In today’s world, it seems like everybody is at least talking about “going green.” Yet how can you be satisfied that the builder is knowledgeable about green building principles and products you choose are truly green? How can you determine if your new home will really save you measurable amounts energy and money throughout the years? You can start with a few questions.
How can you trust that your builder is familiar with green building practices and that your project will actually be built to green standards?
There are three areas on which you should question your builder:
Are they Certified Green Professionals?
With Ed Nikles Custom Builder, Inc., Ed Sr., Ed Jr., and Jim Weber all are Green Certified Professionals, and have been adding green elements to houses for over 30 years- long before “going green” came into style.
Are they Master Certified Green Professionals?
Edward D. Nikles is the first of only two builders in Pennsylvania to have successfully completed all of the requirements for this designation from NAHB.
Are they L.E.E.D. AP’s (Leadership in Energy and Environmental Design Accredited Professionals)?
Hector Baras, with V.Baras Architects PC, who is the lead architect for Ed Nikles Custom Builder, Inc., is the only LEED AP certified professional in the Pike County area who consults with us on all our green projects.
Are their homes tested and verified as energy-efficient by a third-party, such as Pete Vargo from Nu-Tech Energy Solutions, the third party verifier for Ed Nikles Custom Builder, Inc.?
Are they certified by the NAHB Research Center National Green Building Program, Energy Star, Builders Challenge, or EPA Indoor airPlus?
To view Ed Nikles Certifications and Awards, click here.
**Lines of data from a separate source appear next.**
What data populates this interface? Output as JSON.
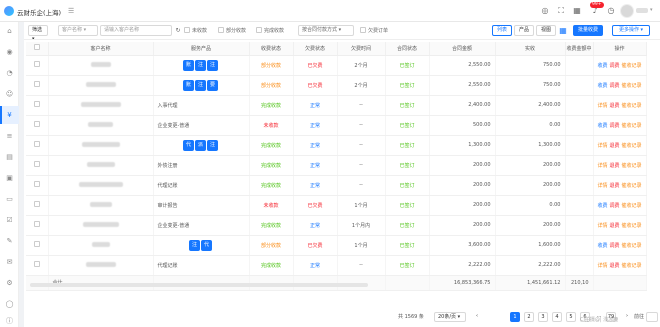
{
  "app": {
    "title": "云财乐企(上海)"
  },
  "header": {
    "badge": "99+",
    "collapse_icon": "fold-icon"
  },
  "toolbar": {
    "filter_label": "筛选",
    "customer_name_label": "客户名称",
    "search_placeholder": "请输入客户名称",
    "checkboxes": [
      "未收款",
      "部分收款",
      "完成收款"
    ],
    "contract_select": "按合同付款方式",
    "arrears_label": "欠费订单",
    "buttons": {
      "list": "列表",
      "product": "产品",
      "view": "视图",
      "batch_charge": "批量收费",
      "more": "更多操作"
    }
  },
  "table": {
    "headers": [
      "客户名称",
      "服务产品",
      "收费状态",
      "欠费状态",
      "欠费时间",
      "合同状态",
      "合同金额",
      "实收",
      "收费金额中",
      "操作"
    ],
    "rows": [
      {
        "tags": [
          "账",
          "注",
          "注"
        ],
        "service": "",
        "charge_status": "部分收款",
        "arrears_status": "已欠费",
        "arrears_time": "2个月",
        "contract_status": "已签订",
        "amount": "2,550.00",
        "received": "750.00",
        "ops": [
          "收费",
          "调费",
          "催收记录"
        ]
      },
      {
        "tags": [
          "账",
          "注",
          "要"
        ],
        "service": "",
        "charge_status": "部分收款",
        "arrears_status": "已欠费",
        "arrears_time": "2个月",
        "contract_status": "已签订",
        "amount": "2,550.00",
        "received": "750.00",
        "ops": [
          "收费",
          "调费",
          "催收记录"
        ]
      },
      {
        "tags": [],
        "service": "入事代理",
        "charge_status": "完成收款",
        "arrears_status": "正常",
        "arrears_time": "--",
        "contract_status": "已签订",
        "amount": "2,400.00",
        "received": "2,400.00",
        "ops": [
          "详情",
          "退费",
          "催收记录"
        ]
      },
      {
        "tags": [],
        "service": "企业变更-普通",
        "charge_status": "未收款",
        "arrears_status": "正常",
        "arrears_time": "--",
        "contract_status": "已签订",
        "amount": "500.00",
        "received": "0.00",
        "ops": [
          "收费",
          "调费",
          "催收记录"
        ]
      },
      {
        "tags": [
          "代",
          "派",
          "注"
        ],
        "service": "",
        "charge_status": "完成收款",
        "arrears_status": "正常",
        "arrears_time": "--",
        "contract_status": "已签订",
        "amount": "1,300.00",
        "received": "1,300.00",
        "ops": [
          "详情",
          "退费",
          "催收记录"
        ]
      },
      {
        "tags": [],
        "service": "外债注册",
        "charge_status": "完成收款",
        "arrears_status": "正常",
        "arrears_time": "--",
        "contract_status": "已签订",
        "amount": "200.00",
        "received": "200.00",
        "ops": [
          "详情",
          "退费",
          "催收记录"
        ]
      },
      {
        "tags": [],
        "service": "代理记账",
        "charge_status": "完成收款",
        "arrears_status": "正常",
        "arrears_time": "--",
        "contract_status": "已签订",
        "amount": "200.00",
        "received": "200.00",
        "ops": [
          "详情",
          "退费",
          "催收记录"
        ]
      },
      {
        "tags": [],
        "service": "审计报告",
        "charge_status": "未收款",
        "arrears_status": "已欠费",
        "arrears_time": "1个月",
        "contract_status": "已签订",
        "amount": "200.00",
        "received": "0.00",
        "ops": [
          "收费",
          "调费",
          "催收记录"
        ]
      },
      {
        "tags": [],
        "service": "企业变更-普通",
        "charge_status": "完成收款",
        "arrears_status": "正常",
        "arrears_time": "1个月内",
        "contract_status": "已签订",
        "amount": "200.00",
        "received": "200.00",
        "ops": [
          "详情",
          "退费",
          "催收记录"
        ]
      },
      {
        "tags": [
          "注",
          "代"
        ],
        "service": "",
        "charge_status": "部分收款",
        "arrears_status": "已欠费",
        "arrears_time": "1个月",
        "contract_status": "已签订",
        "amount": "3,600.00",
        "received": "1,600.00",
        "ops": [
          "收费",
          "调费",
          "催收记录"
        ]
      },
      {
        "tags": [],
        "service": "代理记账",
        "charge_status": "完成收款",
        "arrears_status": "正常",
        "arrears_time": "--",
        "contract_status": "已签订",
        "amount": "2,222.00",
        "received": "2,222.00",
        "ops": [
          "详情",
          "退费",
          "催收记录"
        ]
      }
    ],
    "summary": {
      "label": "合计",
      "amount": "16,853,366.75",
      "received": "1,451,661.12",
      "partial": "210,10"
    }
  },
  "pagination": {
    "total": "共 1569 条",
    "page_size": "20条/页",
    "pages": [
      "1",
      "2",
      "3",
      "4",
      "5",
      "6",
      "...",
      "79"
    ],
    "goto": "前往",
    "page_unit": "页"
  },
  "watermark": "Ci拍摄@| 浅凉鹿",
  "colors": {
    "accent": "#1677ff",
    "red": "#f5222d",
    "green": "#52c41a",
    "orange": "#fa8c16"
  }
}
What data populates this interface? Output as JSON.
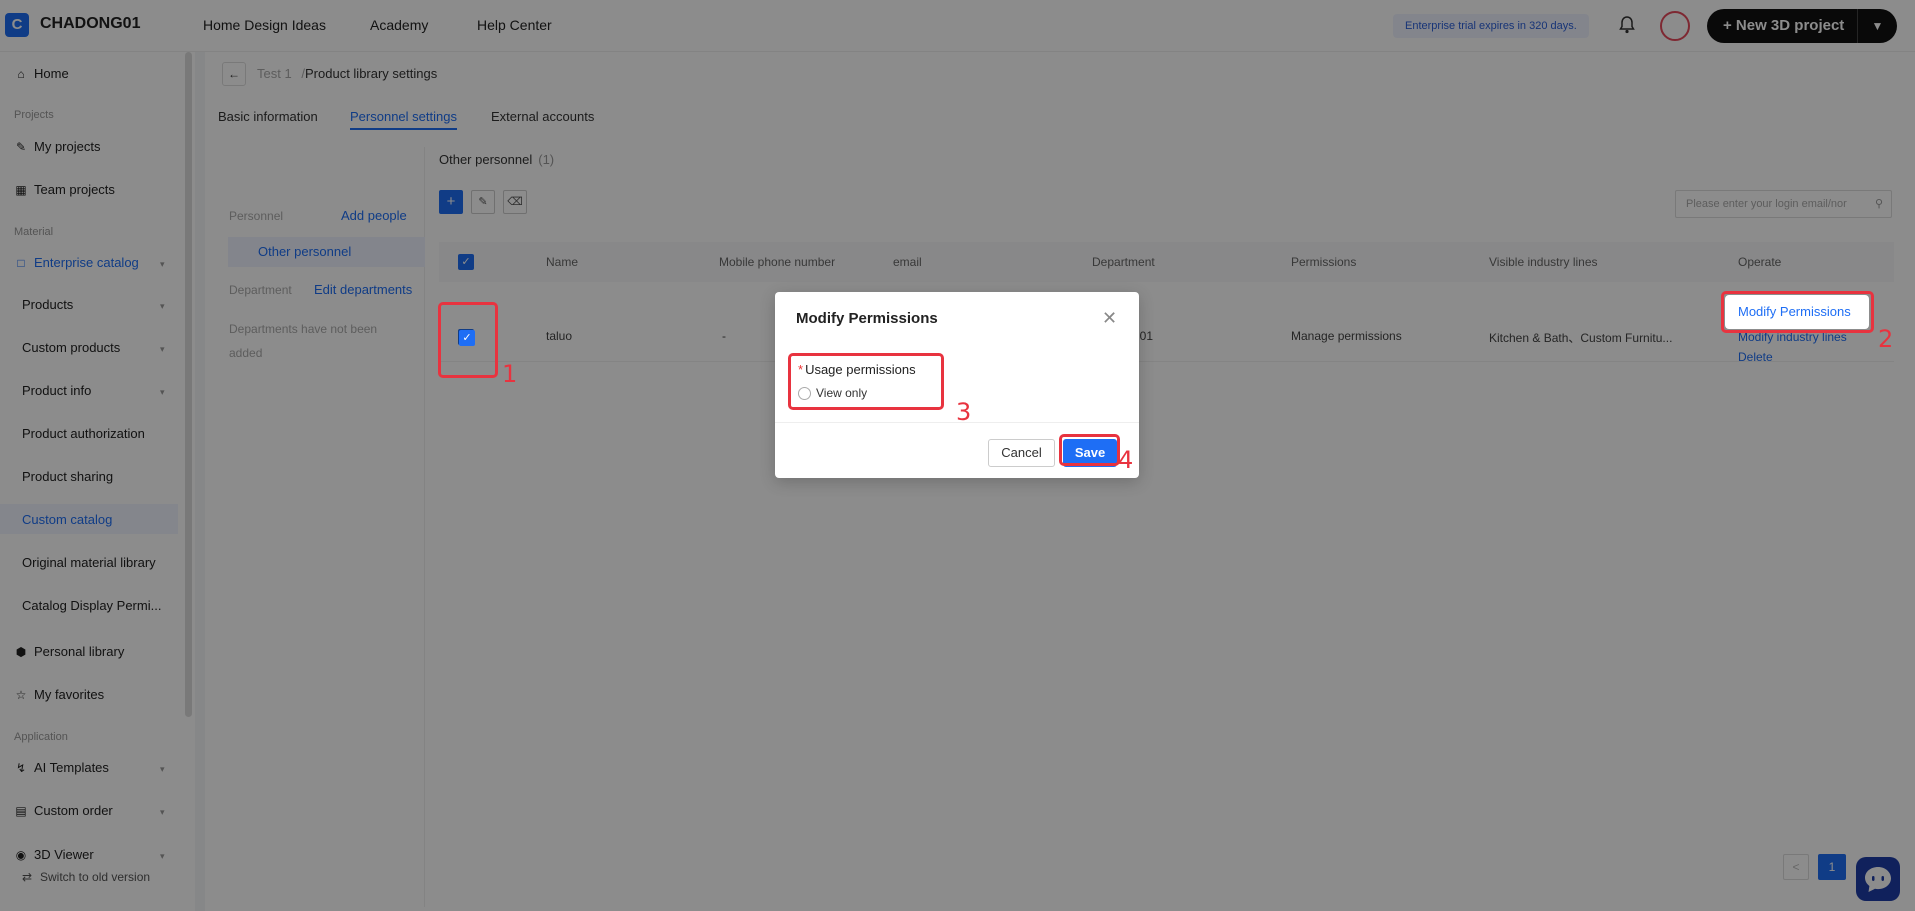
{
  "topbar": {
    "logo_letter": "C",
    "brand": "CHADONG01",
    "nav": [
      "Home Design Ideas",
      "Academy",
      "Help Center"
    ],
    "trial_notice": "Enterprise trial expires in 320 days.",
    "new_project_label": "+ New 3D project"
  },
  "sidebar": {
    "home": "Home",
    "section_projects": "Projects",
    "my_projects": "My projects",
    "team_projects": "Team projects",
    "section_material": "Material",
    "enterprise_catalog": "Enterprise catalog",
    "products": "Products",
    "custom_products": "Custom products",
    "product_info": "Product info",
    "product_authorization": "Product authorization",
    "product_sharing": "Product sharing",
    "custom_catalog": "Custom catalog",
    "original_material_library": "Original material library",
    "catalog_display": "Catalog Display Permi...",
    "personal_library": "Personal library",
    "my_favorites": "My favorites",
    "section_application": "Application",
    "ai_templates": "AI Templates",
    "custom_order": "Custom order",
    "viewer_3d": "3D Viewer",
    "switch_old": "Switch to old version"
  },
  "breadcrumb": {
    "parent": "Test 1",
    "separator": "/",
    "current": "Product library settings"
  },
  "tabs": [
    "Basic information",
    "Personnel settings",
    "External accounts"
  ],
  "left_panel": {
    "personnel_label": "Personnel",
    "add_people": "Add people",
    "other_personnel": "Other personnel",
    "department_label": "Department",
    "edit_departments": "Edit departments",
    "empty_departments": "Departments have not been added"
  },
  "group": {
    "title": "Other personnel",
    "count": "(1)"
  },
  "search": {
    "placeholder": "Please enter your login email/nor"
  },
  "table": {
    "headers": [
      "Name",
      "Mobile phone number",
      "email",
      "Department",
      "Permissions",
      "Visible industry lines",
      "Operate"
    ],
    "row": {
      "name": "taluo",
      "mobile": "-",
      "department": "g01",
      "permissions": "Manage permissions",
      "industry_lines": "Kitchen & Bath、Custom Furnitu...",
      "op_modify_permissions": "Modify Permissions",
      "op_modify_industry": "Modify industry lines",
      "op_delete": "Delete"
    }
  },
  "pager": {
    "prev": "<",
    "current": "1"
  },
  "modal": {
    "title": "Modify Permissions",
    "close": "✕",
    "required_mark": "*",
    "label": "Usage permissions",
    "option": "View only",
    "cancel": "Cancel",
    "save": "Save"
  },
  "annotations": [
    "1",
    "2",
    "3",
    "4"
  ],
  "colors": {
    "accent": "#1e6ef5",
    "annotation": "#e8333f"
  }
}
To view the Ed Nikles High Performance Halls of Fame, click here.
What constitutes a certified “Green Home”?
In order for a home to be declared “green” by the National Green Building Standard™, it must meet six requirements:
- Lot Design, Preparation, & Development: Resource-efficient site design and development practices help leave a light footprint on the earth.
- Resource Efficiency: Recycled materials, waste management, and durable construction work together to ensure more resources are efficiently utilized and less are destined for landfills.
- Energy Efficiency: Appliances, insulation, windows, and heating and air conditioning combine to save you energy, and more importantly, measurable amounts of money on your utility bills.
- Water Efficiency: A “green” home is built to conserve water, both inside and out.
- Indoor Environmental Air Quality: Proper ventilation promises cleaner indoor air and products that don’t off-gas.
- Homeowner Education: Knowing how to operate and maintain your green home is as critical as getting it built correctly.